What if it had been good?
What if it had been a movie?
“Star Wars Episode I: The Phantom Menace” is the product placement of all time, the runestone, the grail, the altar upon which billions of dollars of cash will be placed in the next few weeks, and its surge of activity in the economy, coursing from fan-hand to Hasbro or Galoob bank, from T-shirt sweatshop to Lucasfilm coffers, may be more instrumental in lubricating the economy than any amount of e-commerce day-trading in Internet stock ever could. The Force is money. The movie is crap. That is, unless you’re about five, and still enjoy lines like, “Aw, Jar Jar Binks, you in deep doo-doo now!”
The bigs have weighed in—Rolling Stone, USA Today, the New York Daily News, Time, Newsweek, Variety, the Hollywood Reporter—mostly conceding that “Star Wars Episode I: The Phantom Menace” is a platinum-hearted, product-pandering childsploitation of a low and monotonous order. (One hopes the small voices will pipe up against the dark side of the Force, as well.) One could criticize “Star Wars Episode I: The Phantom Menace” for the obvious that’s there for all with eyes to see—that it’s a feature-length animated cartoon with humans dropped in (for a modest amount of adult identification), poorly acted, lurchingly paced, and with dialogue on a level only a notch or two above the Teletubbies. But that misses the point. The movie doesn’t matter. The jam-packed style of the film serves only to motor a merchandising blowout that has already out-grossed many small countries and most religions.

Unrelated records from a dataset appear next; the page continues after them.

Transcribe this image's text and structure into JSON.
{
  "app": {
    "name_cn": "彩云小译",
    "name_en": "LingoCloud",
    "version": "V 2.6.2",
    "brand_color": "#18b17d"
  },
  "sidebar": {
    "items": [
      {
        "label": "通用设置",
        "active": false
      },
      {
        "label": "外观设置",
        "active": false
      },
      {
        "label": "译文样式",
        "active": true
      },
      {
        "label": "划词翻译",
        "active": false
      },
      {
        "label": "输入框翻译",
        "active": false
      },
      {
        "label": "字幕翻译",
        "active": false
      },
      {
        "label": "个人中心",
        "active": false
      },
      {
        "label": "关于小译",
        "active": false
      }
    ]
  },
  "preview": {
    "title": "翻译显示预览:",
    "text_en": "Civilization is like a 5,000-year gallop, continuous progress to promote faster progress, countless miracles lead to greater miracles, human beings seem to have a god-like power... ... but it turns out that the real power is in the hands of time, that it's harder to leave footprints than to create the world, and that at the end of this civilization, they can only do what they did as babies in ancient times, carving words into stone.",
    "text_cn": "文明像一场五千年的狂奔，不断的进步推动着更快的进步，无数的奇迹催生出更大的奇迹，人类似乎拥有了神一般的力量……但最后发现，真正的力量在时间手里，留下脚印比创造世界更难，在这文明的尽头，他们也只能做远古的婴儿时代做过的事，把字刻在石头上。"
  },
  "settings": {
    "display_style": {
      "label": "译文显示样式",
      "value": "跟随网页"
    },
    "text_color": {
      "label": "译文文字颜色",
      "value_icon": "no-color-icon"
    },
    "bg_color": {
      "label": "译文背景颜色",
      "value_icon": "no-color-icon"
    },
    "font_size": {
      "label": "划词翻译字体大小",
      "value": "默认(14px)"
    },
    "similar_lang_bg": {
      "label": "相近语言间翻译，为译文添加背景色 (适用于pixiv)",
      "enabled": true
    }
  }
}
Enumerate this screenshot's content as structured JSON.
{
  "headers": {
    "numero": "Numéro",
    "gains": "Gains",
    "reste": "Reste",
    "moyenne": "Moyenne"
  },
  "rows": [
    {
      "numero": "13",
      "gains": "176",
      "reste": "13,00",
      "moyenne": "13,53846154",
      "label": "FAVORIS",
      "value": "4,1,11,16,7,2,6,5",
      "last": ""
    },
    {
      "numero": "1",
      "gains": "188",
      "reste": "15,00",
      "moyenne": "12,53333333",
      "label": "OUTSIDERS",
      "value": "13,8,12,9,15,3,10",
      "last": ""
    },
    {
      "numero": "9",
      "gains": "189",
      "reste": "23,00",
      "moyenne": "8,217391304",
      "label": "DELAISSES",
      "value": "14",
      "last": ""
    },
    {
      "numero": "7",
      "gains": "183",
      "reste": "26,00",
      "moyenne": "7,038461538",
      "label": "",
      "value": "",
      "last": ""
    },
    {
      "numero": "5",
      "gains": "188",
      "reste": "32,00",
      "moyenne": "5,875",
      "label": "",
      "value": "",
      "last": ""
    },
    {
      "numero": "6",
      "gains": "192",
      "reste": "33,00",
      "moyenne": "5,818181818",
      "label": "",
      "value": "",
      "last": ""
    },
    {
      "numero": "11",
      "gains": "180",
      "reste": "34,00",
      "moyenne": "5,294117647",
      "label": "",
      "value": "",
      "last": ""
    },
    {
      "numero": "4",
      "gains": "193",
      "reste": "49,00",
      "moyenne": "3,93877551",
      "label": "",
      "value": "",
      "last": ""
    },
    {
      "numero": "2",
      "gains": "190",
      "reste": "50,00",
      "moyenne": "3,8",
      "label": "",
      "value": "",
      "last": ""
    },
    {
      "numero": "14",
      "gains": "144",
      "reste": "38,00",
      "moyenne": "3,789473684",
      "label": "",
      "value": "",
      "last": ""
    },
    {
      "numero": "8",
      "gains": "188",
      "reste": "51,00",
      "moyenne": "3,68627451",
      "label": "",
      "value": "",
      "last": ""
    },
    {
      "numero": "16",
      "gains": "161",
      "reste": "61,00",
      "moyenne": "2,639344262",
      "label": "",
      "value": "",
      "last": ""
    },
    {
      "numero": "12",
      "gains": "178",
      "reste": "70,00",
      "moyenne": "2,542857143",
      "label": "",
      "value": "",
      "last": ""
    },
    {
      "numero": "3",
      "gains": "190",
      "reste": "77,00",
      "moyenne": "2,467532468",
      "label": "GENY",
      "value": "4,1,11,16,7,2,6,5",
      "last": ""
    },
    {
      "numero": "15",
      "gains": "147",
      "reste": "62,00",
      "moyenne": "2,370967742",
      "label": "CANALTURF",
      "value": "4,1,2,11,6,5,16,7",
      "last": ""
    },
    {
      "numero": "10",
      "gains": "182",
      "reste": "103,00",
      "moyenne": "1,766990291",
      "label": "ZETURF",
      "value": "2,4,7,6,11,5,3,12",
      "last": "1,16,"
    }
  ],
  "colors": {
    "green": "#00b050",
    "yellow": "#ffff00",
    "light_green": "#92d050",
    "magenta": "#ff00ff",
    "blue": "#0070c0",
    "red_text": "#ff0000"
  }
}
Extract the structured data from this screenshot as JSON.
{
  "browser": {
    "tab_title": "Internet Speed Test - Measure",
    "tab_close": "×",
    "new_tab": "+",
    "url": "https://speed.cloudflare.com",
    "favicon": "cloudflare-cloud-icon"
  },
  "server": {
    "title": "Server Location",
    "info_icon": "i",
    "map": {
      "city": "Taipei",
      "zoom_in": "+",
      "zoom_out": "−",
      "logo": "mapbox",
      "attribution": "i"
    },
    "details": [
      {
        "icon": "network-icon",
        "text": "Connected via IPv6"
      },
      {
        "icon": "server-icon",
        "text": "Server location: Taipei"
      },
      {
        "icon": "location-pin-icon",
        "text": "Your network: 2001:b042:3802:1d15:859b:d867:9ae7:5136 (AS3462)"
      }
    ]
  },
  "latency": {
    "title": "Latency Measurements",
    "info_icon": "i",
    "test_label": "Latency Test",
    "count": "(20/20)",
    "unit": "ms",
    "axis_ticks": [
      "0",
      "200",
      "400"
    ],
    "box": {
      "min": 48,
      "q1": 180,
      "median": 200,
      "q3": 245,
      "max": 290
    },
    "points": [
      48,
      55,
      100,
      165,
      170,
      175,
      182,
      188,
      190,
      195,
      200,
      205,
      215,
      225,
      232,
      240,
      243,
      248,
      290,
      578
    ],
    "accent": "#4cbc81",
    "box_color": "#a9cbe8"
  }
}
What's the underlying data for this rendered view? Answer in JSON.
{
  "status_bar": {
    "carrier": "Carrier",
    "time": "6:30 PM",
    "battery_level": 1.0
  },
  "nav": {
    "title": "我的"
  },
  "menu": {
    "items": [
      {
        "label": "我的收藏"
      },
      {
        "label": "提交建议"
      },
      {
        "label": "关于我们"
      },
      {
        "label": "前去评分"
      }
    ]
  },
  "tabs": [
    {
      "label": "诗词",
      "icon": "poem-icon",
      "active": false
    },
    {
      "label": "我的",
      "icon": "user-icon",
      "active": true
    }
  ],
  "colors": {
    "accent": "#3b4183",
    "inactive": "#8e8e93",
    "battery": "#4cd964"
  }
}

But who needs to start a religion when you’ve got a billion-and-a-half dollars in merchandising revenue banked before a single ticket was sold? If we cannot find faith, we can at least download directions to the mall, and find Star Wars products to fill the emptiness in our lives and basements. In a new biography of the late French film director François Truffaut, his once-friend and fellow director Jean-Luc Godard snipes at him with a putdown along the lines of, “Ah, François. Businessman in the morning, poet in the afternoon.” On the evidence of “Star Wars Episode I: The Phantom Menace,” the one-time director of “THX-1138” and “American Graffiti” no longer has poetry on his mind, only the merch.
Another cavil toward the notion that Lucas, the man, is a storytelling “genius.” In finding products to peddle, Lucas signs works the origins of which are more convoluted than the usual film production or the workshops of antiquity where painters would sign the work of their students. With immense resources at his disposal, Lucas can dragoon vast numbers of the young and gifted to conceive of creatures, vistas and machinery that can then be absorbed into the Lucas corporate—sorry, story—structure as surely as Microsoft shovels up “intellectual property.” As with the appropriation of religious iconography, including the confounding suggestion that Anakin Skywalker is a parallel creature to Jesus Christ, this opportunistic mulching of style results in no style, only a very remunerative corporate compost that is little more than mush-mouthed New Age wishy-washiness.
Instead of a sense of wonder, we’re offered a sense of bewilderment. What about the video game structure? Not only the obvious, the long, dodge-the-obstacles pod race across the desert, but the condescending, puzzle-piece pseudo-educational story structure that mimics LucasArts video games with titles like “Monkey Island.” A Jedi Knight’s spaceship fails, so a piece must be found. The junk dealer won’t take Federation money, so a barter must be made. The barter introduces the Knight to Anakin, and another barter and a bet set up the pod race. Worse than the diagramming of a sentence, this structure follows the format of game “interactivity” to a dulling degree.
The film’s casual racism is shocking as well. Samuel L. Jackson is shown as the only visible human in a Council meeting amid rubber puppets and computer-generated creatures. What’s more exotic in the universe than a powerful black man? Or what about Watto, the junk dealer, a hook-nosed and vaguely Middle Eastern Shylock who owns the young Anakin? Or the fish-headed bad-guy ambassadors who speak in Charlie Chan cadences; or the film’s central character, Jar Jar Binks, who speaks in motor-mouthed Jamaican-patois Stepin Fetchit “me no there go” voice. There’s a line where a creature calls Anakin “a credit to [his] race”; with a glimmer of wit, the nasty line of yore would have been revised to “a credit to your species.”
Then there’s another racial element to “Star Wars Episode I: The Phantom Menace”: As our eyes scan the Big Daddy Roth-style rat finks that litter the crowd scenes, we have to wonder about the first Force-ful intergalactic ethnic cleansing: Where are the Ewoks, those gentle, fun-loving little characters. Banished to the back of the merchandising shelf?
What if it had been good? No chance. That happened somewhere else, in some galaxy, far, far away.
[Originally published in a slightly different form, May 17, 1999.]
Ray Pride is Newcity’s film critic and a contributing editor to Filmmaker magazine.
His history of Chicago “Ghost Signs” in words and images will be published in Spring 2022.